> _YOUR OBJECTIVE_: Work out how many lines in these entries include the string "data", and give only that figure.

> _EXERCISE INPUTS_:
========================================================================

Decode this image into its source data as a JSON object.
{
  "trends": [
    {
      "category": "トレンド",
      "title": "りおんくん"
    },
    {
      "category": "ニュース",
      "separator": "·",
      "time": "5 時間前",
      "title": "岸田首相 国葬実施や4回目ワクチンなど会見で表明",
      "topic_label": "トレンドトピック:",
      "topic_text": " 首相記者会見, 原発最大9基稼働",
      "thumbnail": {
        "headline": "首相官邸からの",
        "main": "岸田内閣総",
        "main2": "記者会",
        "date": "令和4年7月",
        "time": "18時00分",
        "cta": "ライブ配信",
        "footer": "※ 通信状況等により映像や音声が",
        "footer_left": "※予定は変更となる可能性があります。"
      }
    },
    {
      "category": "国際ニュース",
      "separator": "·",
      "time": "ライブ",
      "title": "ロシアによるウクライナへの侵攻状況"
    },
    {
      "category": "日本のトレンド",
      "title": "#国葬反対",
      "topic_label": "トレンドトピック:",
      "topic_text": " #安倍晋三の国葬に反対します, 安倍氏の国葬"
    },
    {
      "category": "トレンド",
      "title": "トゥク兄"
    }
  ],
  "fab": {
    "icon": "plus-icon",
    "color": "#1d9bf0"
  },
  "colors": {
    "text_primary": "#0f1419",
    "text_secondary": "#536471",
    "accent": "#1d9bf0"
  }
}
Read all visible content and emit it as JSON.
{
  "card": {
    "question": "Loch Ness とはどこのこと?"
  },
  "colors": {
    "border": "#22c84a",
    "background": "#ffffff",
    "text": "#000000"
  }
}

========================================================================

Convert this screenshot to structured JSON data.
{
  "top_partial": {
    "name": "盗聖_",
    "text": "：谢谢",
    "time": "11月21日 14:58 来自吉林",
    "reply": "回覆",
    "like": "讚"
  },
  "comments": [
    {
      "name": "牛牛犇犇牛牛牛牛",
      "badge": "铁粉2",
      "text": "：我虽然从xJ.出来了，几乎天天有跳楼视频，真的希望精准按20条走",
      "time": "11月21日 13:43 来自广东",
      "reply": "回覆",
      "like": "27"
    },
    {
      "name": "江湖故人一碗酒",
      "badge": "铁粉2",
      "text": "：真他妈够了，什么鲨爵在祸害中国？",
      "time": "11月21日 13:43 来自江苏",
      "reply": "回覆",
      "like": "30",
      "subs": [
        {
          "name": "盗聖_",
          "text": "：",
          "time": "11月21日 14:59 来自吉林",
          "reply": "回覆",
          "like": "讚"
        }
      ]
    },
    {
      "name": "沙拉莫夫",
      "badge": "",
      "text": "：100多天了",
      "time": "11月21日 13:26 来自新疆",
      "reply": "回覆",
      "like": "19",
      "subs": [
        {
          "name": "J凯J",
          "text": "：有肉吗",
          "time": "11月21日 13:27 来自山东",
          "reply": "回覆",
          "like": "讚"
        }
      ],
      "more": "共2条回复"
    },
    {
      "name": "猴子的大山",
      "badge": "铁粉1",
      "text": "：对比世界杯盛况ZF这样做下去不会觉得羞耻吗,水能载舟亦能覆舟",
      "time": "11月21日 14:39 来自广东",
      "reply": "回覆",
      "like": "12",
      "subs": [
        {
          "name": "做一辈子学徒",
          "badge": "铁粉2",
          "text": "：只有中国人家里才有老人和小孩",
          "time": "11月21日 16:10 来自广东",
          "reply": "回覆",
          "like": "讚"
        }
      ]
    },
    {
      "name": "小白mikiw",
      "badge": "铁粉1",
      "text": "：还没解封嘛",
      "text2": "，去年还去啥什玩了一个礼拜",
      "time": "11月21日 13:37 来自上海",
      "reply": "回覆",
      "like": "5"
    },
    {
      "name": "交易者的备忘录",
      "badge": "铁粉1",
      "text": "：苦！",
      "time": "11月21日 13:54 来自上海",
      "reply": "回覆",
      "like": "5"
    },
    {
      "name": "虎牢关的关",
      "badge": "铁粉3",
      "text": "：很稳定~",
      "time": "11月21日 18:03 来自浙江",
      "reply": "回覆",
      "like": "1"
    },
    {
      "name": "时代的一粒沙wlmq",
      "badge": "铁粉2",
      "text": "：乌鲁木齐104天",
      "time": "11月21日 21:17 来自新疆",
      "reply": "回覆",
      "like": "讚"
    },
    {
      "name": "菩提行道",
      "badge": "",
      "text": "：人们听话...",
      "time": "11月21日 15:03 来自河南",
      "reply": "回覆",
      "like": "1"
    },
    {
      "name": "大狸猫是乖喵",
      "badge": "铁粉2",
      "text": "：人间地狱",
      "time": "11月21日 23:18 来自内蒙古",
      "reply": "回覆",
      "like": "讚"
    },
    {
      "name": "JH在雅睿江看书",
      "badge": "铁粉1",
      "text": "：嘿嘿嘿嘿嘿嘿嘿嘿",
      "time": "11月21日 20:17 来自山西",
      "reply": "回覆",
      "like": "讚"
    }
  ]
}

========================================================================

> _SOLUTION TO THE PROBLEM_: 2